Collegial support for the professional development of teachers

See boundary-crossing learning and open and distance learning for some more discussion.

5 Links

6 References

Engeström, Y. (2004). "New forms of learning in co-configuration work." Journal of Workplace Learning 16(1/2): 11-21.

Engeström, Y, Engeström, R., & Suntio, A. (2002) From paralyzing myths to expansive action: building computer-supported knowledge into the curriculum from below, CSCL 2002 Proceedings, pp.318-325, Lawrence Erlbaum Associates, Inc. Hillsdale, New Jersey, USA

Engeström, Y. (1999a) Innovative learning in work teams: Analyzing cycles of knowledge creation in practice. In Y. Engeström, R. Miettinen & R.-L-. Punamäki (Eds.), Perspectives on activity theory, (pp. 377-404). Cambridge: Cambridge University Press.

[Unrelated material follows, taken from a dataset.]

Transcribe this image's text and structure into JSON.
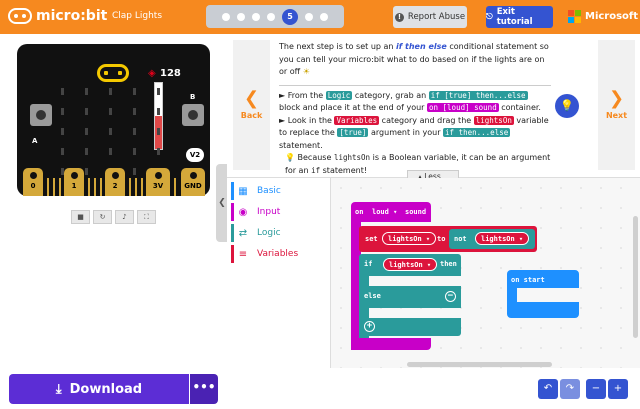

Engeström, Y. (1999b) Activity Theory and individual and social transformation, in Yrjö Engeström, Reijo Miettinen and Raija-Leena Punamäki (Eds), Perspectives on Activity Theory, Cambridge University Press (462 p.), pp.19-38.

Engeström, Y., Virkkunen, J., Helle, M., Pihlaja, J. & Poikela, R. (1996). The Change laboratory as a tool for transforming work. Lifelong Learning in Europe, 1(2), 10-17.

Engeström, Y. (1996). "Developmental work research as educational research." Nordisk Pedagogik 16(no 3): 131 - 143.

Engeström, Y. (1987). Learning by expanding. Helsinki: Orienta-Konsultit Oy.

Hakkarainen, K., Palonen, T., Paavola, S. & Lehtinen, E. (2004). Communities of networked expertise: Professional and educational perspectives. Advances in Learning and Instruction Series. Amsterdam: Elsevier.

Hakkarainen, K., Sintonen, M. (2002) The Interrogative Model of Inquiry and Computer-Supported Collaborative Learning, Science & Education 11: Kluwer Academic Publishers. Printed in the Netherlands, pp. 25-43

Senteni, A. (2006). Building up diasporas from scratch : the conditions of emergence of process and collaboration in global knowledge communities, communication to the 4-th Pan-Commonwealth Forum on Open Learning (PCF4), Jamaïca, October, 2006.

Senteni, A. (2005a) Innovative Learning & Knowledge Communities for the integration of ICTs in enhancing education, WITFOR 2005 White Book - Education Commission (Projects & Resarch), Gaborone (Botswana), August 2005,

Senteni, A. (2005b) A comprehensive analysis of some initiatives for the integration of ICTs in education in Mauritius, WITFOR 2005 White Book - Education Commission (Best Practices Case Study), Gaborone (Botswana), August 2005

Senteni, A., Taurisson, A. (2005c) Innovative Learning & Knowledge Communities, UNESCO-IFIP publication 2005.

Senteni, A. (2004) From e-Learning to Technology-Enhanced Education, Educational Ecologies for Sustainable Development, World Computer Congress (IFIP-WCC), Toulouse (France) 22-27 August 2004.